I've forgotten about 20 times that da Pino closes in the middle of the day for a few hours. It happened again when I took this picture, but Pino Rogano was willing to make my usual sausage sandwich to go. This adorable Italian delicatessen in Ravenna is the kind of old school spot uncommon in Seattle. The sausage is cured in-house, the sauces are fresh and simple, and there are about three or four tables in a space the size of an aPodment, though one of them always has a "reserved" sign on it.
3. Burger Hero -- 12 seats
If Burger Hero was someone's room, you'd be right to assume its owner had never been laid. Superhero figures in their original packaging adorn the walls and a giant Batman statue overlooks them all. The warm, cozy setting allows for a nice chat with the cook as he makes your burger, whether it's the Super Bad Boy Luthor or the Mr. Green Lantern Garden burger. They won't give you super powers, but they taste pretty good.
4. TNT Taqueria -- 19 seats
You occasionally see people standing outside TNT Taqueria in Wallingford uncertain of what to do. There appears to be an order window with a couple of tables outside, but then you notice a door on the right to a bright yellow inside area. Those who solve the puzzle win some fresh, respectable Mexican food, like tacos and burritos with chile braised beef and chorizo verde. Obviously, there are churros, but less obviously, there are "hamburguesas" and "hotdogueros." I like the cooking, but I really want to meet the architect.
5. Pike Street Fish Fry -- 14 seats
It often surprises people that a tiny fish joint next to Neumos in Capitol Hill happens to have some of best fried fish in Seattle. The cod and halibut are jewels, and there's plenty more on the little chalkboard menu (who knew chalkboards and restaurants would come together?). At night, when you take your fried fish past the adjacent hot dog stand, you'll feel, just for a delusional second, that you chose something healthy.

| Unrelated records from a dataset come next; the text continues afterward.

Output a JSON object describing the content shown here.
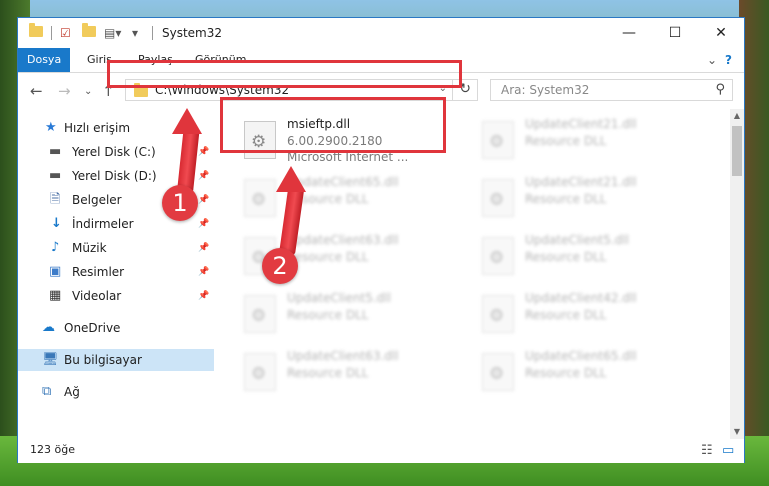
{
  "window": {
    "title": "System32",
    "controls": {
      "minimize": "—",
      "maximize": "☐",
      "close": "✕"
    }
  },
  "ribbon": {
    "tabs": [
      {
        "label": "Dosya",
        "active": true
      },
      {
        "label": "Giriş"
      },
      {
        "label": "Paylaş"
      },
      {
        "label": "Görünüm"
      }
    ],
    "expand_icon": "chevron-down-icon",
    "help_icon": "help-icon"
  },
  "address": {
    "path": "C:\\Windows\\System32",
    "search_placeholder": "Ara: System32"
  },
  "sidebar": {
    "items": [
      {
        "label": "Hızlı erişim",
        "icon": "star-icon",
        "pinned": false
      },
      {
        "label": "Yerel Disk (C:)",
        "icon": "drive-icon",
        "pinned": true
      },
      {
        "label": "Yerel Disk (D:)",
        "icon": "drive-icon",
        "pinned": true
      },
      {
        "label": "Belgeler",
        "icon": "documents-icon",
        "pinned": true
      },
      {
        "label": "İndirmeler",
        "icon": "download-icon",
        "pinned": true
      },
      {
        "label": "Müzik",
        "icon": "music-icon",
        "pinned": true
      },
      {
        "label": "Resimler",
        "icon": "pictures-icon",
        "pinned": true
      },
      {
        "label": "Videolar",
        "icon": "videos-icon",
        "pinned": true
      },
      {
        "label": "OneDrive",
        "icon": "cloud-icon",
        "pinned": false
      },
      {
        "label": "Bu bilgisayar",
        "icon": "computer-icon",
        "pinned": false,
        "selected": true
      },
      {
        "label": "Ağ",
        "icon": "network-icon",
        "pinned": false
      }
    ]
  },
  "files": {
    "left_column": [
      {
        "name": "msieftp.dll",
        "line1": "6.00.2900.2180",
        "line2": "Microsoft Internet ..."
      },
      {
        "name": "UpdateClient65.dll",
        "line1": "Resource DLL"
      },
      {
        "name": "UpdateClient63.dll",
        "line1": "Resource DLL"
      },
      {
        "name": "UpdateClient5.dll",
        "line1": "Resource DLL"
      },
      {
        "name": "UpdateClient63.dll",
        "line1": "Resource DLL"
      }
    ],
    "right_column": [
      {
        "name": "UpdateClient21.dll",
        "line1": "Resource DLL"
      },
      {
        "name": "UpdateClient21.dll",
        "line1": "Resource DLL"
      },
      {
        "name": "UpdateClient5.dll",
        "line1": "Resource DLL"
      },
      {
        "name": "UpdateClient42.dll",
        "line1": "Resource DLL"
      },
      {
        "name": "UpdateClient65.dll",
        "line1": "Resource DLL"
      }
    ]
  },
  "status": {
    "item_count": "123 öğe"
  },
  "annotations": {
    "step1": "1",
    "step2": "2"
  },
  "colors": {
    "accent": "#1979ca",
    "highlight": "#e0353c"
  }
}
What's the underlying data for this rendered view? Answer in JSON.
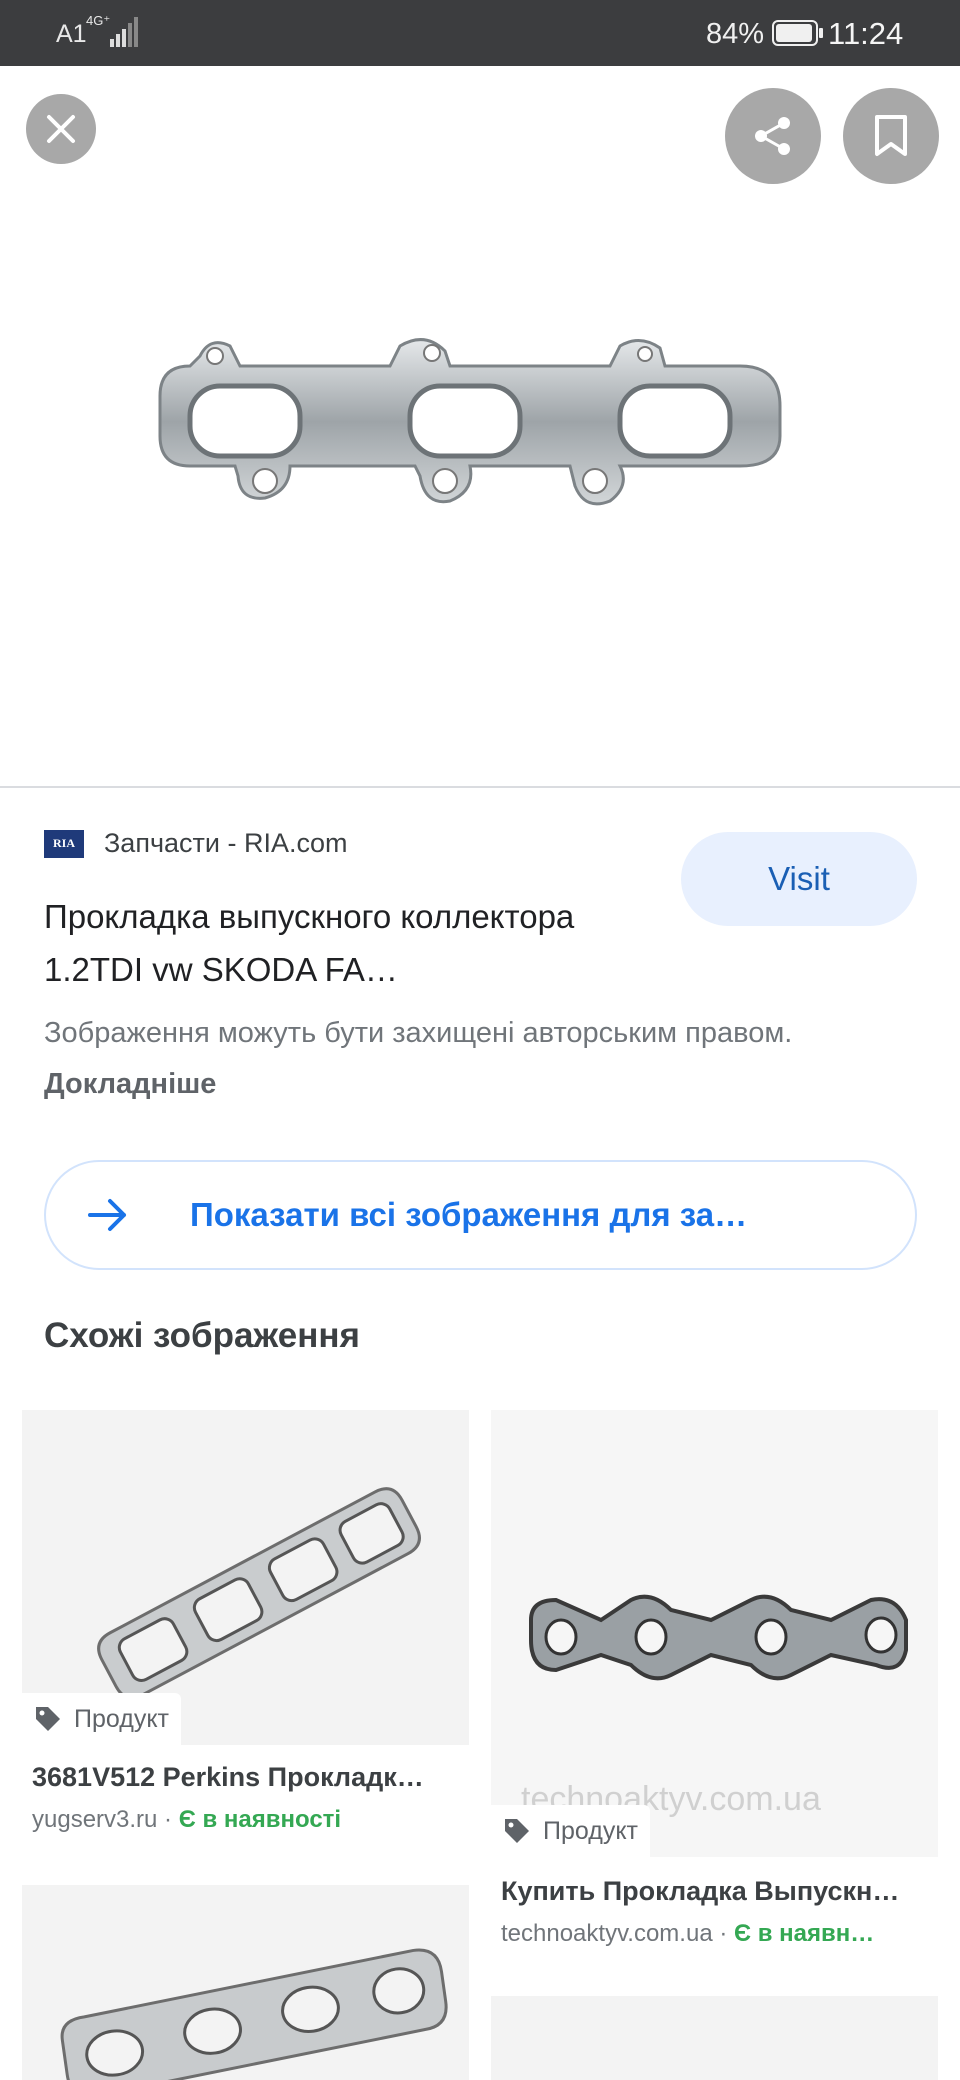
{
  "status_bar": {
    "carrier": "A1",
    "network": "4G⁺",
    "battery_percent": "84%",
    "time": "11:24"
  },
  "viewer": {
    "close_icon": "close-icon",
    "share_icon": "share-icon",
    "bookmark_icon": "bookmark-icon"
  },
  "result": {
    "favicon_text": "RIA",
    "source": "Запчасти - RIA.com",
    "title": "Прокладка выпускного коллектора 1.2TDI vw SKODA FA…",
    "visit_label": "Visit",
    "copyright_text": "Зображення можуть бути захищені авторським правом.",
    "learn_more": "Докладніше",
    "show_all_label": "Показати всі зображення для за…"
  },
  "related": {
    "section_title": "Схожі зображення",
    "cards": [
      {
        "badge": "Продукт",
        "title": "3681V512 Perkins Прокладк…",
        "domain": "yugserv3.ru",
        "separator": " · ",
        "stock": "Є в наявності"
      },
      {
        "badge": "Продукт",
        "title": "Купить Прокладка Выпускн…",
        "domain": "technoaktyv.com.ua",
        "separator": " · ",
        "stock": "Є в наявн…",
        "watermark": "technoaktyv.com.ua"
      }
    ]
  },
  "colors": {
    "accent_blue": "#1a73e8",
    "visit_bg": "#e8f0fe",
    "in_stock_green": "#34a853",
    "status_bar_bg": "#3c3d3f"
  }
}
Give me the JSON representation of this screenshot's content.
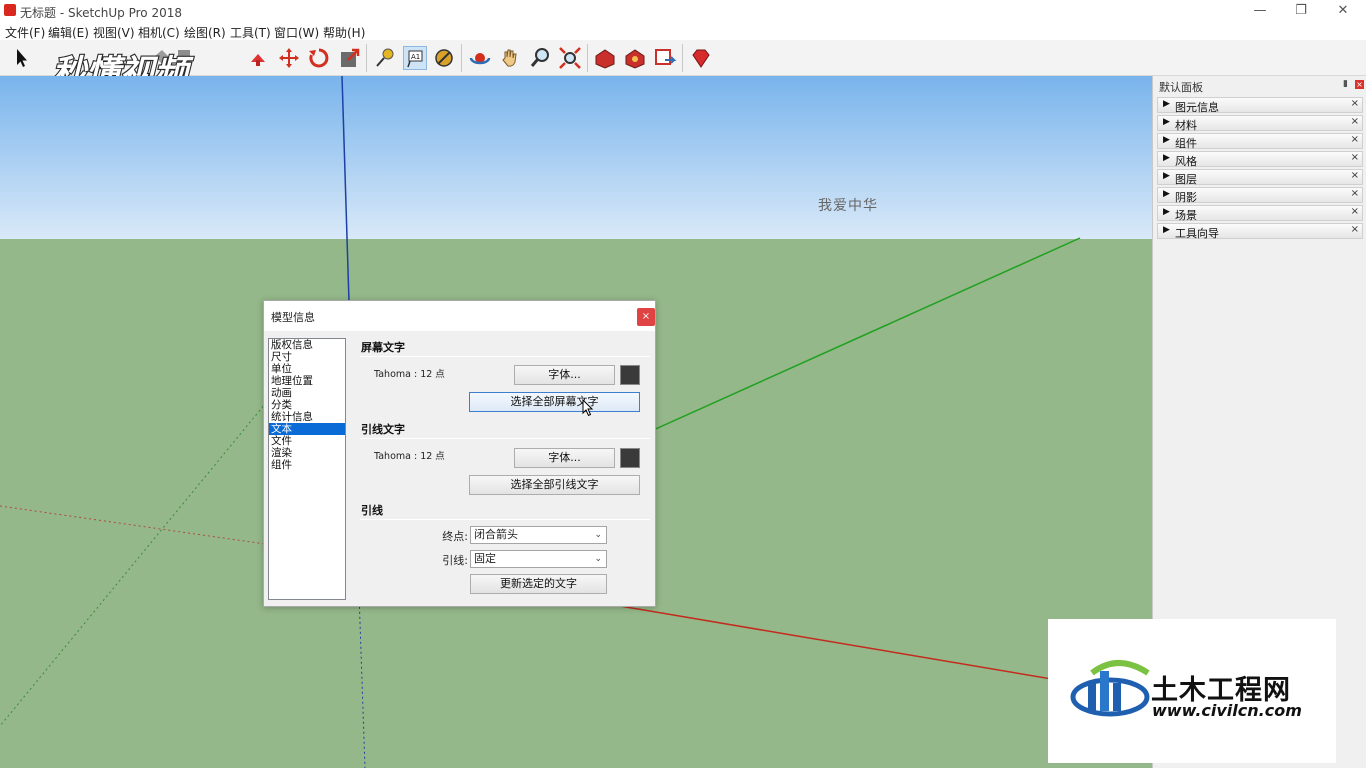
{
  "window": {
    "title": "无标题 - SketchUp Pro 2018",
    "minimize": "—",
    "restore": "❐",
    "close": "✕"
  },
  "menu": [
    "文件(F)",
    "编辑(E)",
    "视图(V)",
    "相机(C)",
    "绘图(R)",
    "工具(T)",
    "窗口(W)",
    "帮助(H)"
  ],
  "toolbar": {
    "tools": [
      "select",
      "eraser",
      "paint-bucket",
      "pencil",
      "push-pull",
      "move",
      "rotate",
      "scale",
      "tape-measure",
      "text",
      "paint",
      "orbit",
      "pan",
      "zoom",
      "zoom-extents",
      "warehouse",
      "extension-warehouse",
      "layout",
      "ruby"
    ]
  },
  "watermark_top": {
    "text": "秒懂视频"
  },
  "viewport": {
    "screen_text": "我爱中华",
    "sky_color": "#79b4ec",
    "ground_color": "#94b889"
  },
  "panel": {
    "title": "默认面板",
    "trays": [
      "图元信息",
      "材料",
      "组件",
      "风格",
      "图层",
      "阴影",
      "场景",
      "工具向导"
    ]
  },
  "dialog": {
    "title": "模型信息",
    "close": "×",
    "categories": [
      "版权信息",
      "尺寸",
      "单位",
      "地理位置",
      "动画",
      "分类",
      "统计信息",
      "文本",
      "文件",
      "渲染",
      "组件"
    ],
    "selected_category": "文本",
    "screen_text": {
      "heading": "屏幕文字",
      "font_info": "Tahoma : 12 点",
      "font_button": "字体...",
      "select_all_button": "选择全部屏幕文字",
      "color": "#3a3a3a"
    },
    "leader_text": {
      "heading": "引线文字",
      "font_info": "Tahoma : 12 点",
      "font_button": "字体...",
      "select_all_button": "选择全部引线文字",
      "color": "#3a3a3a"
    },
    "leader_lines": {
      "heading": "引线",
      "endpoint_label": "终点:",
      "endpoint_value": "闭合箭头",
      "leader_label": "引线:",
      "leader_value": "固定",
      "update_button": "更新选定的文字"
    }
  },
  "watermark_bottom": {
    "name": "土木工程网",
    "url": "www.civilcn.com"
  }
}
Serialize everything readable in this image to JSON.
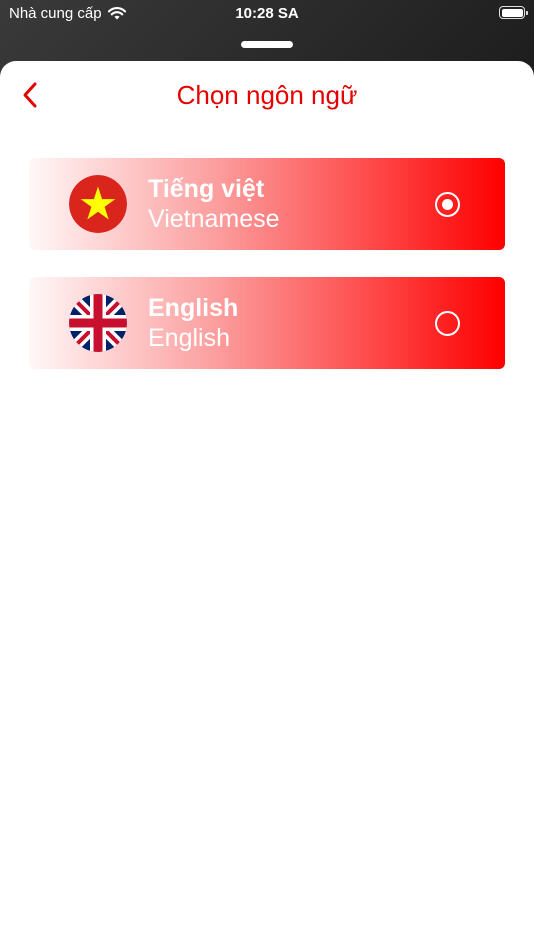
{
  "status_bar": {
    "carrier": "Nhà cung cấp",
    "time": "10:28 SA",
    "wifi_icon": "wifi-icon",
    "battery_icon": "battery-icon",
    "battery_level": 1.0
  },
  "header": {
    "title": "Chọn ngôn ngữ",
    "back_icon": "chevron-left-icon"
  },
  "languages": [
    {
      "name": "Tiếng việt",
      "subtitle": "Vietnamese",
      "flag_icon": "vietnam-flag-icon",
      "selected": true
    },
    {
      "name": "English",
      "subtitle": "English",
      "flag_icon": "uk-flag-icon",
      "selected": false
    }
  ],
  "colors": {
    "accent": "#e60000",
    "row_gradient_end": "#ff0000",
    "text_on_accent": "#ffffff"
  }
}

6. Ocho -- 23 seats (I think, it was dark)
When you see little Ocho standing next to a giant Azteca, you get the sense that Ocho is only small because Azteca moves their walls in a little bit every day. Or perhaps it started out that way. In any case, this cute, romantic tapas bar in Ballard features an array of creative dishes, like blue cheese-stuffed dates wrapped in pancetta with balsamic reduction, and fried potatoes in brava sauce with artichoke aioli. Everything's worth a try. This is the kind of place where a guy might propose to his girlfriend, only to find her staring blankly at him, because it gets pretty loud in there.
7. Paseo -- 11 seats
Who knew there were seats here? I don't think I've ever turned my head to the left. But apparently, people do crouch over savory Cuban roast sandwiches as countless impatient customers greedily eye their food. What further distinguishes Paseo is that for such a small restaurant, they actually have a visible, usable restroom. Amazing.
8. Piroshki on Madison -- 5 seats
Piroshki on Madison feels less like a restaurant than an extravagant hallway between the Swedish Medical Center and the street. Indeed, many people pass through this little cafe, though you can grab one of five seats at the thin bar along the wall, underneath an even thinner television often playing a cooking show. Sitting against the wall feels like punishment, but with a plate of pierogi or a giant piroshky in front of you, it's a little hard to care.
9. Mr. Gyros -- 9 seats
Mr. Gyros is unique for not only being small, but making you feel small, because every inch of the wall is filled with some award or achievement they've won in their short time in Greenwood. Will you stop bragging for one second Mr. Gyros? I'm just here to eat some of your ridiculously succulent lamb and then buy some space food at Greenwood Space Travel Supply Co. Yes, that's how I spend my days. I'm not a go-getter like you, Mr. Gyros.
10. Thai Tom -- 20 seats
Thai Tom was built for this list (not literally). It's a wonder how they pack so many people into a space a little bigger than a parking spot for a midsized car. The tiny restaurant fills up quickly and all of the waiting for seats is done outside. Popular dishes include Pad Thai, Swimming Rama, and the wonderfully titled Pad See You Again, all of which are cooked in shimmering flames mere feet from the bar. I knew Thai Tom was perfect when I had to wait for the waitress to move before I could leave.